Yet Scott somehow chose not to consult Oates before the expedition’s departure, when the process of acquiring the animals was at hand. Scott seemed quite at ease, having his equine expert busy at work, helping to kit out and stock the ship, while he dispatched Meares, the dog handler, to Russia to purchase the ponies. Meares, who by his own admission, knew nothing about the creatures, returned with what Oates dismally described as “a wretched load of crocks.”
His diagnosis proved quite accurate when the ponies were put to task on the ice of Antarctica. During the previous seasons depot laying expedition, when supply caches were being laid for the southern journey, they had struggled and floundered in appalling conditions, and many of the animals died.
The situation came to a head when Scott decided to lay the main supply depot – One Ton Depot, thirty mile short of it’s intended destination, rather than put the ponies through any more suffering. Oates had argued that they should forge ahead and shoot the beasts as they weakened, and use their meat to sustain the men. It is speculated that Scott vetoed this idea, as he was simply too squeamish to consider the prospect.
They cache was duly dumped thirty miles shy of it’s predetermined point, a decision which would prove fatal for the returning Polar Party. Lawrence Oates walked to his death on that return journey, at the latitude where One Ton Depot should have stood.
“It is perfectly wretched starting off with a bunch of cripples and Scott won’t believe how bad they are.”
Lawrence Oates – Letter to his mother, penned shortly before the departure of the Southern Party, on Nov. 1st 1911.
As the pony party headed out across the icy floe on November 1st 1911, and almost immediately disintegrated into a caravan trail of men and fractious beasts, Scott’s assault on the South Pole was at least under way. His rival Amundsen had started his own quest on October 19th, and did so with fast and extremely efficient dog teams. The effectiveness of dogs was something that Scott had refused to acknowledge, or perhaps just simply failed to appreciate.
Scott’s himself, however never seriously doubted his chances of beating Amundsen, and his optimism was also buoyed by the prospect of the performance of his motorised sledges, which were capable of transporting huge quantities of supplies across the ice fields.
Unbeknownst to Scott the two sledges had covered a mere fifty miles of a proposed 200, before breaking down. Ironically the second of these motors had spluttered to a halt on November 1st – the same day he and the ponies left Cape Evans. Lieutenant Evans, William (Bill) Lashly, Bernard Day and F.J. Hooper were now man hauling what supplies they could manage, leaving the rest behind with the crocked machines.

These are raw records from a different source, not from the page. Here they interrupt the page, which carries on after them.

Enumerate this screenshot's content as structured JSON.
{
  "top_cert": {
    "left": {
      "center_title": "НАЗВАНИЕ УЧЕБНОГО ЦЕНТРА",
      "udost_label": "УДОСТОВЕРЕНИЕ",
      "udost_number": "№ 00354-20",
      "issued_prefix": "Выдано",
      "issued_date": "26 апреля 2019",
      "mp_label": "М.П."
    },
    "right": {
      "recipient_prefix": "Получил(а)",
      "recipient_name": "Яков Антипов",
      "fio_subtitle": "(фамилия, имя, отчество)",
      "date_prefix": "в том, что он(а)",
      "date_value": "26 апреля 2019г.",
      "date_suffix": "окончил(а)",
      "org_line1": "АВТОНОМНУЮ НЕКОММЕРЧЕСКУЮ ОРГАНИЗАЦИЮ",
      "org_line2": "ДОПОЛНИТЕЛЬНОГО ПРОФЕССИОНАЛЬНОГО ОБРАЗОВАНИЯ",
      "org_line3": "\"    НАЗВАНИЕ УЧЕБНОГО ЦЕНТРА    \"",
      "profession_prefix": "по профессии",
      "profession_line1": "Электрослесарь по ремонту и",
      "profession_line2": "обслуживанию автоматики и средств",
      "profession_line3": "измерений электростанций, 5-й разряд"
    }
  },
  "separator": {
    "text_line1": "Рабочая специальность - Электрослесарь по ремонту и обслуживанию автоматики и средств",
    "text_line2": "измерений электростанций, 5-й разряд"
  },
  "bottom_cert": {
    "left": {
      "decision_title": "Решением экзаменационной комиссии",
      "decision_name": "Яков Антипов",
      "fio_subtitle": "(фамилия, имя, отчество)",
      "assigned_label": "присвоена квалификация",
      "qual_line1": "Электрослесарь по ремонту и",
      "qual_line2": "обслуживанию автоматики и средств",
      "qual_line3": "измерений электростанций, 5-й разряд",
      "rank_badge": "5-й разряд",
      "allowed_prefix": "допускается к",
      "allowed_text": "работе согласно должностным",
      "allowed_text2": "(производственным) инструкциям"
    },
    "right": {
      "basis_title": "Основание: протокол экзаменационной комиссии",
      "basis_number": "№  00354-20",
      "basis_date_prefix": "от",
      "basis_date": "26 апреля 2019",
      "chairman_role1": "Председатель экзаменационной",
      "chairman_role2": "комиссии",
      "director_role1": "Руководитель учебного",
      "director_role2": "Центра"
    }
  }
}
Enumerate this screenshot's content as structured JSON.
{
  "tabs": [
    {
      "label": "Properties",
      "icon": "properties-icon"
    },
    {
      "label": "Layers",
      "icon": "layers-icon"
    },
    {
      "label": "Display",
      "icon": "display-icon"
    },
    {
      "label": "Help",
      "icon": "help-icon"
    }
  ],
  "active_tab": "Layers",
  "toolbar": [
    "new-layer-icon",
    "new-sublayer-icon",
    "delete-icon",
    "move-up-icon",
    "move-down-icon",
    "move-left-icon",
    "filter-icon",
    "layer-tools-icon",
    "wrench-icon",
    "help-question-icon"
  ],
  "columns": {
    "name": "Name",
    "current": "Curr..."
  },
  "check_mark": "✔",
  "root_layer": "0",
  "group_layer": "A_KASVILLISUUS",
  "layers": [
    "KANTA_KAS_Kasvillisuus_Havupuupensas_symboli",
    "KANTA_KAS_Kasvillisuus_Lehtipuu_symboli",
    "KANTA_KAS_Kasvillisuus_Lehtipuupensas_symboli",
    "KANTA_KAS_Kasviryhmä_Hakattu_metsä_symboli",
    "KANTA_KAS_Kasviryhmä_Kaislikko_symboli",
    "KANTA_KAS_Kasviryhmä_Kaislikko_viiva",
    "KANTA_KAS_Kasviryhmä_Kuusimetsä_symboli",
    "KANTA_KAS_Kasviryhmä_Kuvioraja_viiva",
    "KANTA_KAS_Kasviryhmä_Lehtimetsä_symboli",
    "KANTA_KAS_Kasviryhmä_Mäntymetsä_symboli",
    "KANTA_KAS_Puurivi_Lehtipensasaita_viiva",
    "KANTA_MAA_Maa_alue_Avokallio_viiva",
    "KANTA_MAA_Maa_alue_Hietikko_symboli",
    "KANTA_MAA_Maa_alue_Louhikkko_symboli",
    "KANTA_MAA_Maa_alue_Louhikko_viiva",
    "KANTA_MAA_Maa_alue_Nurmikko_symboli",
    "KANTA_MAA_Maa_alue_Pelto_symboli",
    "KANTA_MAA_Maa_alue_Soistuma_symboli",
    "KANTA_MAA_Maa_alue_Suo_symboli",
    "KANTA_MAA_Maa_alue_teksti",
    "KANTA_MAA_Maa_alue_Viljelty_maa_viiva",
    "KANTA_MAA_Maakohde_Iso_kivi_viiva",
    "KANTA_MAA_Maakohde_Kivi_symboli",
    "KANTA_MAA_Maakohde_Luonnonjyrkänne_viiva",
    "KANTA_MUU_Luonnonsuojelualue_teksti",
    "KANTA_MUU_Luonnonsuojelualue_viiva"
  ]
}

As the ensuing pony party stumbled upon the evidence of the failed motor quest in the following few days, the supplies were transferred to their sledges and the ponies began dragging loads, in excess of 700 lbs.
In terms of the ‘Race To The Pole,’ it was effectively over before it had even begun. By Scott’s departure date of November 1st, Amundsen, who had established his base camp one degree nearer to the pole, than Scott’s, was 13 days into his journey and had already passed his depot at latitude 81ºS. His dog teams were performing impressively, and his daily distances were far in excess of anything Scott would achieve on his outward journey.
The men of the Terra Nova Expedition had taken their first steps towards the South Pole, and the first chapter in a tale of remarkable bravery, courage, tragedy and triumph, was underway. What lay ahead for them was hellish.
The Southern Party
The Motor Party
Lieutenant Evans, William (Bill) Lashly, Bernard Day and F.J. Hooper
The Pony Party
Scott, Wilson, Bowers, Oates, Atkinson, Cherry-Garrard, Wright, Edgar Evans, Keohane and Tom Crean
The Dog Team
Cecil Meares & Dimitri Gerov
Sources – An Unsung Hero, Michael Smith. Scott Of The Antarctic, David Crane.
Photo Gallery – On This Day: November 1st 1911.
A Collection of photographs taken on November 1st 1911, as the Southern Journey gets underway.
Scott’s Southern Journey, Day 1 – Photo Gallery. – Tom Crean